Guam parkinsonism-dementia (G-PD) is a progressive and fatal neurodegenerative disorder among the native inhabitants of the Mariana Islands that manifests clinically with parkinsonism as well as dementia. Neuropathologically, G-PD is characterized by abundant neurofibrillary tangles composed of hyperphosphorylated tau, marked deposition of transactive response DNA-binding protein 43 kDa (TDP-43), and neuronal loss. The mechanisms that underlie neurodegeneration in G-PD are poorly understood. Here, we report that the unfolded protein response (UPR) is activated in G-PD brains. Specifically, we show that the endoplasmic reticulum (ER) chaperone binding immunoglobulin protein/glucose-regulated protein 78 kDa and phosphorylated (activated) ER stress sensor protein kinase RNA-like ER kinase accumulate in G-PD brains. Furthermore, proteinaceous aggregates in G-PD brains are found to contain several proteins related to the ubiquitin-proteasome system (UPS) and the autophagy pathway, two major mechanisms for intracellular protein degradation. In particular, a mutant ubiquitin (UBB+1), whose presence is a marker for UPS dysfunction, is shown to accumulate in G-PD brains. We demonstrate that UBB+1 is a potent modifier of TDP-43 aggregation and cytotoxicity in vitro. Overall, these data suggest that UPR activation and intracellular proteolytic pathways are intimately connected with the accumulation of aggregated proteins in G-PD.

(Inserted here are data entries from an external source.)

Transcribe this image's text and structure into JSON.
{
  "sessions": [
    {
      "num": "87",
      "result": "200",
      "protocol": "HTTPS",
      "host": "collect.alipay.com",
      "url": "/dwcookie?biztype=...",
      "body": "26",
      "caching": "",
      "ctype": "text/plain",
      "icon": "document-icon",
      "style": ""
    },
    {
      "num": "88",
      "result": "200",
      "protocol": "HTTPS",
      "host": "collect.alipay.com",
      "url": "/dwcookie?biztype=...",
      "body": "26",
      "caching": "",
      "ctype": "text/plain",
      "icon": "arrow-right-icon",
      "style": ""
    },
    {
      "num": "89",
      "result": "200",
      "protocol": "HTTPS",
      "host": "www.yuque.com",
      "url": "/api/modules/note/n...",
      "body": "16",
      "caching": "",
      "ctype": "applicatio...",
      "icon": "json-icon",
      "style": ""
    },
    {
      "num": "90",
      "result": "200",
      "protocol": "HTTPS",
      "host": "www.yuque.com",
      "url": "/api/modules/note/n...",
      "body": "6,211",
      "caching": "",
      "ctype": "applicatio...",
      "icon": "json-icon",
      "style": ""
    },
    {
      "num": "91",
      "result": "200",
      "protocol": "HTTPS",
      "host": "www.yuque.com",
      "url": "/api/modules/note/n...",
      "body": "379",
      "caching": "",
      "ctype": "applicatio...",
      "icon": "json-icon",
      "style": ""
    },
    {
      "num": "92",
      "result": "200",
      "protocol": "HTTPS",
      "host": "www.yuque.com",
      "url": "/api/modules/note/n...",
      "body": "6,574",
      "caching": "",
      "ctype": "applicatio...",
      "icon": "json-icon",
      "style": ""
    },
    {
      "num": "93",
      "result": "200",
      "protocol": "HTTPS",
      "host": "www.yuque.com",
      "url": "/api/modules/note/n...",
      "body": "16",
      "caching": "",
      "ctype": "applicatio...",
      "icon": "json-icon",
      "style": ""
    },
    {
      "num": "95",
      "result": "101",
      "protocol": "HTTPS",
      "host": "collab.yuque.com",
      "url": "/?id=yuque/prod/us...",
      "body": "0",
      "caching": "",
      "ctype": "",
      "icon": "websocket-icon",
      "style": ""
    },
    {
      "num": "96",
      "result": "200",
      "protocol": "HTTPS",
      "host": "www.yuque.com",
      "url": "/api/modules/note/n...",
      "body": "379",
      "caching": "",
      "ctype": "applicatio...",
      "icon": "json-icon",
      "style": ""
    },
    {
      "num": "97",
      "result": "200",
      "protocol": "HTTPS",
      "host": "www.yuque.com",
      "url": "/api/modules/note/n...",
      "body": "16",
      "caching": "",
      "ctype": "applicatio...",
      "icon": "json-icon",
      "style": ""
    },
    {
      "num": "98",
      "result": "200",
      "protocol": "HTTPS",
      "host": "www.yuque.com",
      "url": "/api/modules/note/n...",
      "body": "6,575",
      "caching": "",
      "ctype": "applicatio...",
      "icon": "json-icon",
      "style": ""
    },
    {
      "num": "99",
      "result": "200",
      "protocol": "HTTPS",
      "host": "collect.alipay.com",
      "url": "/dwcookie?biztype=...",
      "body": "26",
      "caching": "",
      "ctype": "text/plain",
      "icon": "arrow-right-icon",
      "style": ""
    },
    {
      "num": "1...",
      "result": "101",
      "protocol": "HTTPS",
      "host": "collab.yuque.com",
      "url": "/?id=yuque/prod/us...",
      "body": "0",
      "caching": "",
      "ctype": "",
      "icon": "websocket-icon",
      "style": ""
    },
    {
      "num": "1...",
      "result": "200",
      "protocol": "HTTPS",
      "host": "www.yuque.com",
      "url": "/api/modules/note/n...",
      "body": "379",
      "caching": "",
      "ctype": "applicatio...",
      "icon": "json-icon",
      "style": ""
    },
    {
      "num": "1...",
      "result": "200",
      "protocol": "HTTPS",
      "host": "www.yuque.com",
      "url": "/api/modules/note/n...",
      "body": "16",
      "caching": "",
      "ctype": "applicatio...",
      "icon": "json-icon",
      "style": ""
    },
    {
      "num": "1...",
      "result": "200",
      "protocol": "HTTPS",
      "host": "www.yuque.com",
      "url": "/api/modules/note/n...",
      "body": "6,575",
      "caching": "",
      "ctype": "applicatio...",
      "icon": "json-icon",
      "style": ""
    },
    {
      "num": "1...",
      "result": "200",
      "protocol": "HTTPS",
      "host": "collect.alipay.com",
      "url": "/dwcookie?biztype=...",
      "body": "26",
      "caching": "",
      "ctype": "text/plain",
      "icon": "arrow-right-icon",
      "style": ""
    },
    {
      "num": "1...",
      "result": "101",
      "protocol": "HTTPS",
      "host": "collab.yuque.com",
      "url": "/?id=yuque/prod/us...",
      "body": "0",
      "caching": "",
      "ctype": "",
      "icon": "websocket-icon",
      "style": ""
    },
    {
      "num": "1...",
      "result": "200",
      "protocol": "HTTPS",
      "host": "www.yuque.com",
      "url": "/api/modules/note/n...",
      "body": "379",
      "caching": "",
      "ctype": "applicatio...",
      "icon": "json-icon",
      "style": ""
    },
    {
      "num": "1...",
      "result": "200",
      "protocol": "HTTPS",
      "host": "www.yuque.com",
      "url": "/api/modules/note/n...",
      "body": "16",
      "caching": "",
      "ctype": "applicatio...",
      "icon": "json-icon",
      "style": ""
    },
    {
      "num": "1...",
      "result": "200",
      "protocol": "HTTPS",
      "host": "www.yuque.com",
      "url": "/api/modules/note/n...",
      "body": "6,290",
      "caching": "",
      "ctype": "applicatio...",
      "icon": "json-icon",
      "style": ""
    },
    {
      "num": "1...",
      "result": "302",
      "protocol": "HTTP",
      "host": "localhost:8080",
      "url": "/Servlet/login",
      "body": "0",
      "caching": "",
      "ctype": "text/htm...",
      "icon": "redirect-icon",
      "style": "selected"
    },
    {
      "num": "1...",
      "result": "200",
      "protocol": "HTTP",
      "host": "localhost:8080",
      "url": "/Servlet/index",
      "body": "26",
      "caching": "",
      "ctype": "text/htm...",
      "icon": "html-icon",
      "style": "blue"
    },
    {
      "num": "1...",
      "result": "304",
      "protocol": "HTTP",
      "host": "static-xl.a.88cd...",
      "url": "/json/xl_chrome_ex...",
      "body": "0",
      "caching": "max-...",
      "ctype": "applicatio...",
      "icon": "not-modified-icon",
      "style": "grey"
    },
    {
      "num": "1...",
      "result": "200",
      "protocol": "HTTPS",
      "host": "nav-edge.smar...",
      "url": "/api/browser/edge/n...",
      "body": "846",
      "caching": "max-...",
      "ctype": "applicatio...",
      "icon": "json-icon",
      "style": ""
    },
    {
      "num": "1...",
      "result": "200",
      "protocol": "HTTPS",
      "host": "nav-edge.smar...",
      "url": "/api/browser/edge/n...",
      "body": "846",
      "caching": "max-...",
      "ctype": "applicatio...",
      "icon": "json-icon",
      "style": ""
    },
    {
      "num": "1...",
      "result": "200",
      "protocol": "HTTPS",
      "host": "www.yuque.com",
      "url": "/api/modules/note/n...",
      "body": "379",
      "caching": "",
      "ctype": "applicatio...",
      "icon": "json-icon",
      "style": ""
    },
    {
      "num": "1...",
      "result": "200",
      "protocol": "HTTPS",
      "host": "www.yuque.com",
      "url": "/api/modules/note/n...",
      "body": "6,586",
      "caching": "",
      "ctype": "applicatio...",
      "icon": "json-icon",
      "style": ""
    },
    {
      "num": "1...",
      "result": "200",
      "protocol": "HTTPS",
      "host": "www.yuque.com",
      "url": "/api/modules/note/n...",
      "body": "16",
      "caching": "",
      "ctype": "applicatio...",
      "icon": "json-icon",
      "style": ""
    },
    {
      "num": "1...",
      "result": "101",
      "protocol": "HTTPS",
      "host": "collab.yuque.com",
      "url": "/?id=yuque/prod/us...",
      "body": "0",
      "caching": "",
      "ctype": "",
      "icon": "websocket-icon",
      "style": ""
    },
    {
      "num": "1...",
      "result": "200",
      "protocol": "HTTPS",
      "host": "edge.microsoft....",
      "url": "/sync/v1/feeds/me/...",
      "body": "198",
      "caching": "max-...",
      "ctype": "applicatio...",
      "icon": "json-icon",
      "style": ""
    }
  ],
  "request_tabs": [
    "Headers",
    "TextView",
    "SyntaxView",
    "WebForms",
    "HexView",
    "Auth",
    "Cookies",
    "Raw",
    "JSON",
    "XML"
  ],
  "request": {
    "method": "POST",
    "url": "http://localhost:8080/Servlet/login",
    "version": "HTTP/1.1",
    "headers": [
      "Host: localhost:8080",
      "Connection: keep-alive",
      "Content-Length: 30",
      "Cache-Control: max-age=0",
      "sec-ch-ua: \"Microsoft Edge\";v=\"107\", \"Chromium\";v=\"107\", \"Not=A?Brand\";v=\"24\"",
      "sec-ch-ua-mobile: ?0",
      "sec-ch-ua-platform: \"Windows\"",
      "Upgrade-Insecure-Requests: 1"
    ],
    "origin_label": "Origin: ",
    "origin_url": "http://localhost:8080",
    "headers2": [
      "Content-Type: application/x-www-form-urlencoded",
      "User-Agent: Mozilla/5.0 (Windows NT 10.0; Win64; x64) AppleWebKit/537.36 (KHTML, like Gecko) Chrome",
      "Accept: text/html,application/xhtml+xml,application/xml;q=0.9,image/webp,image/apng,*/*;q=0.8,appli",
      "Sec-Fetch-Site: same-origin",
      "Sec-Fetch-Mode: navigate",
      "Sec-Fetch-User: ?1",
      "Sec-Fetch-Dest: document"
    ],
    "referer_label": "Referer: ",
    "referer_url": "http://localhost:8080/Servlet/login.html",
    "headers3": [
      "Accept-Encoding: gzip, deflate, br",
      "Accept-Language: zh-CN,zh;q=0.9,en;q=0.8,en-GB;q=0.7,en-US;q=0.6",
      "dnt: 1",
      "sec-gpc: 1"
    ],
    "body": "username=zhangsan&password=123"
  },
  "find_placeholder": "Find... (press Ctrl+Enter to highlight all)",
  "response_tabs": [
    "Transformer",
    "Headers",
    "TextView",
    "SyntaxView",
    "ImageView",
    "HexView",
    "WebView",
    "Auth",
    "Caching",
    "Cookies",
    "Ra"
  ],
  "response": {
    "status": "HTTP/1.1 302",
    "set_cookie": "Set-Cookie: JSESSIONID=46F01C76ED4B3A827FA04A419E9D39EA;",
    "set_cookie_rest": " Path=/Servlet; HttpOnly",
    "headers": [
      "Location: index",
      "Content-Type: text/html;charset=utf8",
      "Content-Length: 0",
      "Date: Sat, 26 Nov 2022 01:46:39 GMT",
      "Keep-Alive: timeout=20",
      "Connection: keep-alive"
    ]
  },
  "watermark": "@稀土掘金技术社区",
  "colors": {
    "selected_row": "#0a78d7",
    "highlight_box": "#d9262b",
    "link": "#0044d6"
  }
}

|Journal||Journal of Neuropathology & Experimental Neurology|
|Publication status||Published - 2020|